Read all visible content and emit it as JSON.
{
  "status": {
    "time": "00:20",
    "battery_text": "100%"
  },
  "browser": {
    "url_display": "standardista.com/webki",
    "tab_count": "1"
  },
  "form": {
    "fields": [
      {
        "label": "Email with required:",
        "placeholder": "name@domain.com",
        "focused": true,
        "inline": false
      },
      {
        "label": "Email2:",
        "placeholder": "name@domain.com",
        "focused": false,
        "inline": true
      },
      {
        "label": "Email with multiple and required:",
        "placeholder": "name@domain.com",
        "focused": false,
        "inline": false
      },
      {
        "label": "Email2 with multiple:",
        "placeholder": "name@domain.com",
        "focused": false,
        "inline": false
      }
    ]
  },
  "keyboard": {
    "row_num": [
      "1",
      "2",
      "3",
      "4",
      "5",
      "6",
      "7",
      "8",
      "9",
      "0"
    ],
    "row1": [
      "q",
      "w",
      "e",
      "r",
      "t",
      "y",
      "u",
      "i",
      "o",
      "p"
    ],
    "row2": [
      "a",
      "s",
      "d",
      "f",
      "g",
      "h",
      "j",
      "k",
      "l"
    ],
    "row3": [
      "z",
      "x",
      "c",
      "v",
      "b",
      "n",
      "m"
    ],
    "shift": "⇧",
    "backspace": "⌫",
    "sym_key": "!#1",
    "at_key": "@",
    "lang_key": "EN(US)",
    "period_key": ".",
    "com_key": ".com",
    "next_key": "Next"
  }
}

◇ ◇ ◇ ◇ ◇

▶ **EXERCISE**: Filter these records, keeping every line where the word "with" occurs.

▶ **RESPONSE AREA**:
        "label": "Email with required:",
        "label": "Email with multiple and required:",
        "label": "Email2 with multiple:",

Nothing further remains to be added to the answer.